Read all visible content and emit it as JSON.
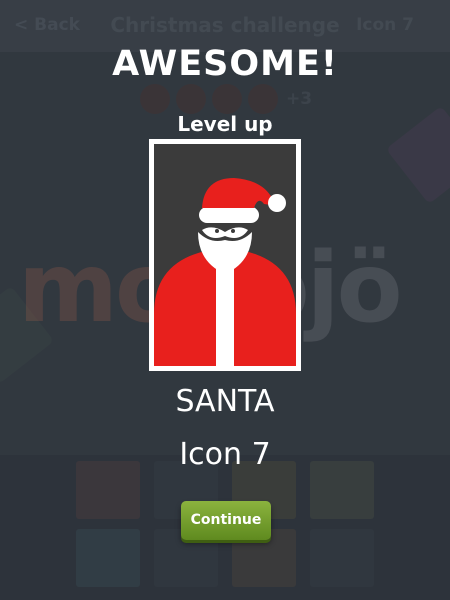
{
  "background": {
    "back_label": "< Back",
    "title": "Christmas challenge",
    "icon_label": "Icon 7",
    "extra_count": "+3",
    "watermark_a": "mod",
    "watermark_b": "ojö"
  },
  "dialog": {
    "headline": "AWESOME!",
    "subtitle": "Level up",
    "icon_name": "SANTA",
    "icon_number": "Icon 7",
    "continue_label": "Continue"
  },
  "icon": {
    "name": "santa-icon",
    "background_color": "#3b3b3b",
    "suit_color": "#e8201d",
    "trim_color": "#ffffff"
  },
  "colors": {
    "button_green": "#76a02e",
    "text": "#ffffff"
  }
}
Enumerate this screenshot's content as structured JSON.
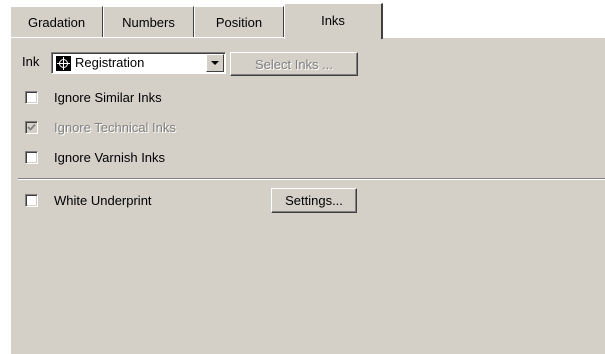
{
  "tabs": [
    {
      "label": "Gradation"
    },
    {
      "label": "Numbers"
    },
    {
      "label": "Position"
    },
    {
      "label": "Inks",
      "active": true
    }
  ],
  "ink": {
    "label": "Ink",
    "selected_value": "Registration",
    "icon": "registration-mark-icon",
    "select_inks_label": "Select Inks ...",
    "select_inks_enabled": false
  },
  "options": {
    "ignore_similar": {
      "label": "Ignore Similar Inks",
      "checked": false,
      "enabled": true
    },
    "ignore_technical": {
      "label": "Ignore Technical Inks",
      "checked": true,
      "enabled": false
    },
    "ignore_varnish": {
      "label": "Ignore Varnish Inks",
      "checked": false,
      "enabled": true
    }
  },
  "underprint": {
    "label": "White Underprint",
    "checked": false,
    "settings_label": "Settings..."
  },
  "colors": {
    "panel": "#d4d0c8",
    "disabled_text": "#808080"
  }
}
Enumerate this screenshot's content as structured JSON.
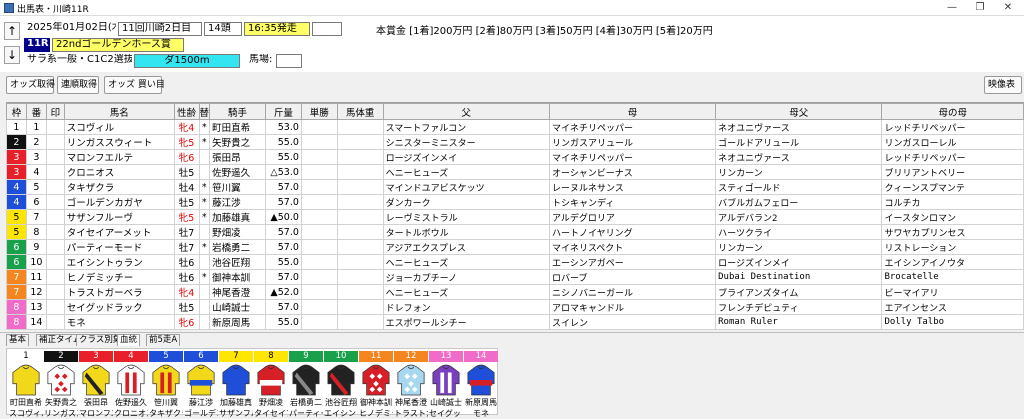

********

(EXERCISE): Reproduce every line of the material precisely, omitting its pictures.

(TASK SOLUTION):
Read all visible content and emit it as JSON.
{
  "background": {
    "back_label": "< Back",
    "title": "Christmas challenge",
    "icon_label": "Icon 7",
    "extra_count": "+3",
    "watermark_a": "mod",
    "watermark_b": "ojö"
  },
  "dialog": {
    "headline": "AWESOME!",
    "subtitle": "Level up",
    "icon_name": "SANTA",
    "icon_number": "Icon 7",
    "continue_label": "Continue"
  },
  "icon": {
    "name": "santa-icon",
    "background_color": "#3b3b3b",
    "suit_color": "#e8201d",
    "trim_color": "#ffffff"
  },
  "colors": {
    "button_green": "#76a02e",
    "text": "#ffffff"
  }
}
Enumerate this screenshot's content as structured JSON.
{
  "tabs": [
    {
      "label": "Gradation"
    },
    {
      "label": "Numbers"
    },
    {
      "label": "Position"
    },
    {
      "label": "Inks",
      "active": true
    }
  ],
  "ink": {
    "label": "Ink",
    "selected_value": "Registration",
    "icon": "registration-mark-icon",
    "select_inks_label": "Select Inks ...",
    "select_inks_enabled": false
  },
  "options": {
    "ignore_similar": {
      "label": "Ignore Similar Inks",
      "checked": false,
      "enabled": true
    },
    "ignore_technical": {
      "label": "Ignore Technical Inks",
      "checked": true,
      "enabled": false
    },
    "ignore_varnish": {
      "label": "Ignore Varnish Inks",
      "checked": false,
      "enabled": true
    }
  },
  "underprint": {
    "label": "White Underprint",
    "checked": false,
    "settings_label": "Settings..."
  },
  "colors": {
    "panel": "#d4d0c8",
    "disabled_text": "#808080"
  }
}
Enumerate this screenshot's content as structured JSON.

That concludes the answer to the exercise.